I’m not just talking about seeing a hit but even getting past the first dozen gates. It seems that how you go about the idea is as important as the idea itself, as in any industry.

Does it mean that there are potentially near-failproof ways of packaging and presenting things? Can it be learned or, even better, mastered?

I know you must be silently thinking, “Patricia, you think too much.” But I’m really intrigued. If television is like a chess game, what are the smart moves to better your odds of success?

Wal-Mart Has the First Look at the Future of TV

February 9, 2009 11:45 AM

A lot of people talk about the future of television as if it’s a new forecast, but the convergence of the Internet and broadband has been baked into the Web’s plan since long before the first video appeared on the Web. Its wireless capabilities were always there, too. It’s just one of the many things the incredible Internet protocol (IP) platform can do.

Walmart End Cap TV

Was the first look at the new TV platform unveiled by a television giant? Was it ushered in by a major studio?

Not exactly. The first early view has turned up at none other than your local Wal-Mart store. The mass retailer’s new in-store TV display system taps the Internet platform in a way never seen before. Piped throughout its aisles, it serves up custom-created news and ad spots to its customers, complete with touchscreens that enable them to engage and interact.

Remember the scenes in “Minority Report,” where Tom Cruise was marketed to as he walked through various buildings?

It’s a bit like this, only less intrusive. While it may seem an in-store display is far from what our home TV systems will look like in the future, it really isn’t going to be much different. Flat panels feed us our favorite shows as they normally do now—but instead of the broadcast network supplying the content, it’s the Internet. DVR capabilities, customization tools and other ways to engage are baked right in—just touch the screen, or the remote, and you’re good to go. In the home, your IPTV experience won’t be quite as big and expansive, but you can imagine the possibilities.

Need to head out while still watching the big game? No issue. Just grab it and go on your handheld, which will support Internet TV content the same as your flat panel or that tiny tube in the kitchen or office.

I have to say it was pretty exciting to see. The future of television is about to become very cool!

Gaining Understanding and Feeling Encouraged

February 4, 2009 10:51 AM

I’ve definitely taken a crash course in the school of hard knocks with my move into entertainment this past year, but things are getting better. The industry is without question one of the most challenging I’ve worked in. Just as I feel I’ve got some element figured out, another five things crop up that I never even thought of.

Internet business is so incredibly easy. It’s almost nothing to start a site, and you don’t really have to work for traffic, since gaming page views and unique visitors can be very easily done. Ad networks handle the financing. All you need to do is show up.

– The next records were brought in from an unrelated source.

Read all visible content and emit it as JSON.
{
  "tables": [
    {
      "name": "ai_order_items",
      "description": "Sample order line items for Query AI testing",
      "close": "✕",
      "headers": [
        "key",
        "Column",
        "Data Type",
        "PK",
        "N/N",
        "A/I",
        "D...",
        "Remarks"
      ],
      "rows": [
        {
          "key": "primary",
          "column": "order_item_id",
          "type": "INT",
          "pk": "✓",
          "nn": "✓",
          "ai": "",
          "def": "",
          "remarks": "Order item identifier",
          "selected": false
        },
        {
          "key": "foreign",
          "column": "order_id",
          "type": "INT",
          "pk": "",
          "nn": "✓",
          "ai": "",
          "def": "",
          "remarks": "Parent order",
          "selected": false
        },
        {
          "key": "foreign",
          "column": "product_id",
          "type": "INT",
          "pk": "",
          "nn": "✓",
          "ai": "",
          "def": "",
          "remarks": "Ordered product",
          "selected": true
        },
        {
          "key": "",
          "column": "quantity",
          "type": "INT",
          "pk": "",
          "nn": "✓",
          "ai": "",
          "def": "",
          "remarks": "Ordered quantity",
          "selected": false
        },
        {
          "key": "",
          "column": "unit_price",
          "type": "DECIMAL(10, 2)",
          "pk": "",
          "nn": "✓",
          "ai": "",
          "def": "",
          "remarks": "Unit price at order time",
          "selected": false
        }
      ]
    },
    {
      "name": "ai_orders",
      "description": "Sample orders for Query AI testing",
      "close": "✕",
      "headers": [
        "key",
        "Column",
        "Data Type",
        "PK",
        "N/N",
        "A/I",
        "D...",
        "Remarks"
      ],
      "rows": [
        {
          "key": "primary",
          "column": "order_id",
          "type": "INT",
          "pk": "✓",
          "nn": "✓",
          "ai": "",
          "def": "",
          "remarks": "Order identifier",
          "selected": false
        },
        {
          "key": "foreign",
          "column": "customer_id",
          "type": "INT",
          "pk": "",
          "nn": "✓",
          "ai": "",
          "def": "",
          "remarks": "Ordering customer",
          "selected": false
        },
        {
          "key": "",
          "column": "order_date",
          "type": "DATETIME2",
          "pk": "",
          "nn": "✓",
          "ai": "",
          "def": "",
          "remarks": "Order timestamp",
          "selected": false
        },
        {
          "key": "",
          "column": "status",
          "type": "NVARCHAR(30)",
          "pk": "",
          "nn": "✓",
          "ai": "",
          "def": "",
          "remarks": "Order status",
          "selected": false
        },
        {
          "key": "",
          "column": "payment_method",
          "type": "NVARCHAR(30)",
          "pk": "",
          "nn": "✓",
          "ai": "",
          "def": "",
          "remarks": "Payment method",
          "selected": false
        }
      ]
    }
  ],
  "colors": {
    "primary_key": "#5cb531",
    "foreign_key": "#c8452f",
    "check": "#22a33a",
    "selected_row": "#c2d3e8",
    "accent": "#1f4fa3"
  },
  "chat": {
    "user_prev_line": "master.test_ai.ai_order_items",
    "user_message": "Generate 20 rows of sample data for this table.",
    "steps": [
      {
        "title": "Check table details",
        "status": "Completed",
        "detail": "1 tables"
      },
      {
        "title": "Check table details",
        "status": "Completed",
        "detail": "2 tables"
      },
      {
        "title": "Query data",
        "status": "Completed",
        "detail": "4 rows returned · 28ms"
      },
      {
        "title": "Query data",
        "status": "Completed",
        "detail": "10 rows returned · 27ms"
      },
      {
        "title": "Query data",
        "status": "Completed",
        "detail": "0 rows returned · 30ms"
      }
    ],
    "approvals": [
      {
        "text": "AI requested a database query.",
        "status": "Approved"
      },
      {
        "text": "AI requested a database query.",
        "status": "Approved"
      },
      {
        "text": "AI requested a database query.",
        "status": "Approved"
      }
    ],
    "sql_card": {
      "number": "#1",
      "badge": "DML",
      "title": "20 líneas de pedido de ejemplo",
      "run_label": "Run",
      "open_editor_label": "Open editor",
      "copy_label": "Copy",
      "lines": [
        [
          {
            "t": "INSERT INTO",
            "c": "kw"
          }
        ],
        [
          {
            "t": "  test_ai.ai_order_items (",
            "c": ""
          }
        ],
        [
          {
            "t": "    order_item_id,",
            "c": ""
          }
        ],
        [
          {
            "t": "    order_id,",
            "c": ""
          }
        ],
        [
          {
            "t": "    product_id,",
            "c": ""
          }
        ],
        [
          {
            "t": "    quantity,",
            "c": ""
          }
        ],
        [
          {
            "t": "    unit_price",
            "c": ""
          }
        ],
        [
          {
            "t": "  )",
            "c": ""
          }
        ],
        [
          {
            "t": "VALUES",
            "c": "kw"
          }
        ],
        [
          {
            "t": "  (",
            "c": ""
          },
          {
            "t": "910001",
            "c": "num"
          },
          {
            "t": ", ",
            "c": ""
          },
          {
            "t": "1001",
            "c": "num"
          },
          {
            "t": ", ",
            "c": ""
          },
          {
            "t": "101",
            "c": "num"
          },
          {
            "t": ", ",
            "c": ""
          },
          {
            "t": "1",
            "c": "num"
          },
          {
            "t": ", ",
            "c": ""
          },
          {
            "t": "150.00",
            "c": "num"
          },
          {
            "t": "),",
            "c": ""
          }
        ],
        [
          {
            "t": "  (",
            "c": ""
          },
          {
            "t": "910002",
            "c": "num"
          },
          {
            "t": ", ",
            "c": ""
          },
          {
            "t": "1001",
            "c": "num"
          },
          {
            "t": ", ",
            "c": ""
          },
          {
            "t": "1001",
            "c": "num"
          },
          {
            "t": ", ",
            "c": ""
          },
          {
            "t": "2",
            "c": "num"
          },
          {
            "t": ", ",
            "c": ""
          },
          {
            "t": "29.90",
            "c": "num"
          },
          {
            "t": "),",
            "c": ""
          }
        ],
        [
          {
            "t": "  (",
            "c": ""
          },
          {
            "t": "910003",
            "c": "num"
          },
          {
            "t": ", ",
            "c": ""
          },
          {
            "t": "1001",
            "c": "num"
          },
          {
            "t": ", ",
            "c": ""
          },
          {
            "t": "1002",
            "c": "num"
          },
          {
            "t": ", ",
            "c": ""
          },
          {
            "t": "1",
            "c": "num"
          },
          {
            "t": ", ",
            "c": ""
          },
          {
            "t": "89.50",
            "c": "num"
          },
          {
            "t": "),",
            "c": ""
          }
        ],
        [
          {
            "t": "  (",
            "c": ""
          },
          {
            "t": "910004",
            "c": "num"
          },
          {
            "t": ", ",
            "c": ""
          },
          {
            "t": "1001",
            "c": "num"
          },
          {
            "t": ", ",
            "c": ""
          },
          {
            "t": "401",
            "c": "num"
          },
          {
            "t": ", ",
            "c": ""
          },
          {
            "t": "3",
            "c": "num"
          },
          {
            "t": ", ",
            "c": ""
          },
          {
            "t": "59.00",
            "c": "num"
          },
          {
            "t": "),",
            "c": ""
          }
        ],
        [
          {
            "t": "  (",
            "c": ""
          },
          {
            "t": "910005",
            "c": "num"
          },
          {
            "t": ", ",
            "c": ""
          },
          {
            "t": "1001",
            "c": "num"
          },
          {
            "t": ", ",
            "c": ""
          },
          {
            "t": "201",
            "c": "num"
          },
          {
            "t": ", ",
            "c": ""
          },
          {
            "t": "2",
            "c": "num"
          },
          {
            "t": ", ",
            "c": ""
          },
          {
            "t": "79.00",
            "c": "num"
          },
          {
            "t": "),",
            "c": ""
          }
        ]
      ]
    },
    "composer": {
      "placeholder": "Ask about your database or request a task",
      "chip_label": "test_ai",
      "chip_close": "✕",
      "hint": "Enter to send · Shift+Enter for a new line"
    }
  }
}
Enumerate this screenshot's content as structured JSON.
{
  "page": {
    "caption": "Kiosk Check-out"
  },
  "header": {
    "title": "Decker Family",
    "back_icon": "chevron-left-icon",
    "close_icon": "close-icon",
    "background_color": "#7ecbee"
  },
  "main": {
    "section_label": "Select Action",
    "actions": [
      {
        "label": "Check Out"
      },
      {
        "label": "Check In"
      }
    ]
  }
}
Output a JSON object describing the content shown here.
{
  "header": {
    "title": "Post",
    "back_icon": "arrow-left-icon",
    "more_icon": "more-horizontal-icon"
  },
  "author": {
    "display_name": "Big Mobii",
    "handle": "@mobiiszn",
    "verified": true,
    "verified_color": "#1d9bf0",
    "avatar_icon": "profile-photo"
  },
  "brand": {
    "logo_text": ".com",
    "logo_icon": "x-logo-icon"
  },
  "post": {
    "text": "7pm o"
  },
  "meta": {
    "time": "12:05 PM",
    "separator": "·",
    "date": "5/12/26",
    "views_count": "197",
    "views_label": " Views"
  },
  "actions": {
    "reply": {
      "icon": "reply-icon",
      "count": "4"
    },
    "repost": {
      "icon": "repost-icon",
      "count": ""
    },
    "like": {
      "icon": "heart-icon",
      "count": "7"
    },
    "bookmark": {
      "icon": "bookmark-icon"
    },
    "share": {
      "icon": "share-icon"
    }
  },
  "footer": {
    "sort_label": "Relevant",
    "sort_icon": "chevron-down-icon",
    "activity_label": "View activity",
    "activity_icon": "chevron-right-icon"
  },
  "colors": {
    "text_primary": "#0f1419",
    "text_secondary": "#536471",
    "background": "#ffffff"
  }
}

TV business, on the other hand, is this gigantic cluster mess that you need to unravel.

I know that for most of TVWeek’s readers, it might not seem that way. But coming into the business from the outside, holy cow. It’s a little like I’m staring at the Matrix. It’s both terrifying and awesome. I’ve not sold a project yet, but you can bet I’m working on it. I think the progress has been pretty good, considering.

A year ago I was an Internet executive marveling at the term “leave behind” and Google-searching for info. Today I’ve got a pretty solid understanding of how the industry works and, more importantly, how to take your best shot at it. Once you start to get this kind of sense, it’s not so overwhelming. I’ve gotten to a point where I can talk shop about how to do things, share what works and what doesn’t.

I can say that I enjoy the work so much more now that I understand it. If nothing else, that’s progress.